**What this task involves:** Go through the listing and return every line with "title" in it.

**Provided data:**
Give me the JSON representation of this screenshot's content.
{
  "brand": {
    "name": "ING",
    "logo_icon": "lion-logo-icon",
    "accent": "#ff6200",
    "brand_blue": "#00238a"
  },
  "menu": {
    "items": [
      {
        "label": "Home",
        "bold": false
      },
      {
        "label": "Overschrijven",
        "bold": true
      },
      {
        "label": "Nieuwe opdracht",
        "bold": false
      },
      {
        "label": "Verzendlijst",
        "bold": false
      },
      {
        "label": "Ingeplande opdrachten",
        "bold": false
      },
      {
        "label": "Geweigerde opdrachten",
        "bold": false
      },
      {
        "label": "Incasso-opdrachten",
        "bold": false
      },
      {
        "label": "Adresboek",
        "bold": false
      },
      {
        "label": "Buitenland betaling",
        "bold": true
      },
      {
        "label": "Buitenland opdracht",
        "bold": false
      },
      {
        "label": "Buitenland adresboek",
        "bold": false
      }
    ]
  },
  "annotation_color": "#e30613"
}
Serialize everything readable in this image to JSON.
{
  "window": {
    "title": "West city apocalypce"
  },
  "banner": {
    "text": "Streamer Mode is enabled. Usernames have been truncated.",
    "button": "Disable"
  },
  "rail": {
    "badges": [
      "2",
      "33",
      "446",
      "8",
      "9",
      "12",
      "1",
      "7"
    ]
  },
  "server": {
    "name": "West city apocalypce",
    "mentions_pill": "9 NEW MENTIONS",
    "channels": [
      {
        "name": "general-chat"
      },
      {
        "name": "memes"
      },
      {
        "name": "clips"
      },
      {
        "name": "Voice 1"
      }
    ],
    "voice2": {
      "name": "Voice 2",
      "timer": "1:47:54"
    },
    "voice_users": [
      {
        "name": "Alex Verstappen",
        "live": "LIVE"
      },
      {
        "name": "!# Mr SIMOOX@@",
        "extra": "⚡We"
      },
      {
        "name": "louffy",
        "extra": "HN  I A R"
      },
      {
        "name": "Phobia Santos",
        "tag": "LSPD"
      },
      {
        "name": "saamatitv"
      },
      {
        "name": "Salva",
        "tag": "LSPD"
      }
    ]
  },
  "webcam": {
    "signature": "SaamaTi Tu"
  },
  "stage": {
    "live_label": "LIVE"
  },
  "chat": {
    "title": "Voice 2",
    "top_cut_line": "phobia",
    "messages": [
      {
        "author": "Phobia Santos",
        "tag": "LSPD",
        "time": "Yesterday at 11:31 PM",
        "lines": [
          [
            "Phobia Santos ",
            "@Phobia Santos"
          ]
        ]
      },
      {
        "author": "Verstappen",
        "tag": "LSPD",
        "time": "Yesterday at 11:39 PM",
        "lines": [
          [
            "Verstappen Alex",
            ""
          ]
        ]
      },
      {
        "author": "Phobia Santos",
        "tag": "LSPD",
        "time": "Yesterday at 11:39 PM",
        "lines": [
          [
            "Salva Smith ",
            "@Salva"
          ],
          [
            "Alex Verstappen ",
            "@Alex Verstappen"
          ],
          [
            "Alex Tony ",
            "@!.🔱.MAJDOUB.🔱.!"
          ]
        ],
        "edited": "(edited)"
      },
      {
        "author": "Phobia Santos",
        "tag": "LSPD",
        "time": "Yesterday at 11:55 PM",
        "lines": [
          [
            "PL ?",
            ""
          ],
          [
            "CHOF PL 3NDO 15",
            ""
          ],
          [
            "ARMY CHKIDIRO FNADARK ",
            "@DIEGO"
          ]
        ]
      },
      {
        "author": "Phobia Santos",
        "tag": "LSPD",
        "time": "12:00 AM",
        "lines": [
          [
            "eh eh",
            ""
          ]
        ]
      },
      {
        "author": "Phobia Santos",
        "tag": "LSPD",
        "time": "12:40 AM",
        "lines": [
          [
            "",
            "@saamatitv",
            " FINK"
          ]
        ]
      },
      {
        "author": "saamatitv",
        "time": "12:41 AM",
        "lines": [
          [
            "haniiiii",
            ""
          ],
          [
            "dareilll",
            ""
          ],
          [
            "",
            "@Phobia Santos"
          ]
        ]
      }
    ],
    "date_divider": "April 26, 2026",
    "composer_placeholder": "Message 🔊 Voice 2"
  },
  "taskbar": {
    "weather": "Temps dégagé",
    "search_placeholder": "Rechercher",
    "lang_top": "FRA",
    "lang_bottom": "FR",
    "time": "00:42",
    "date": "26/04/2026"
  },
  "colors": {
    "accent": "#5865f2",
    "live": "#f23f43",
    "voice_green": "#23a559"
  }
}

**Answer section:**
    "title": "West city apocalypce"
    "title": "Voice 2",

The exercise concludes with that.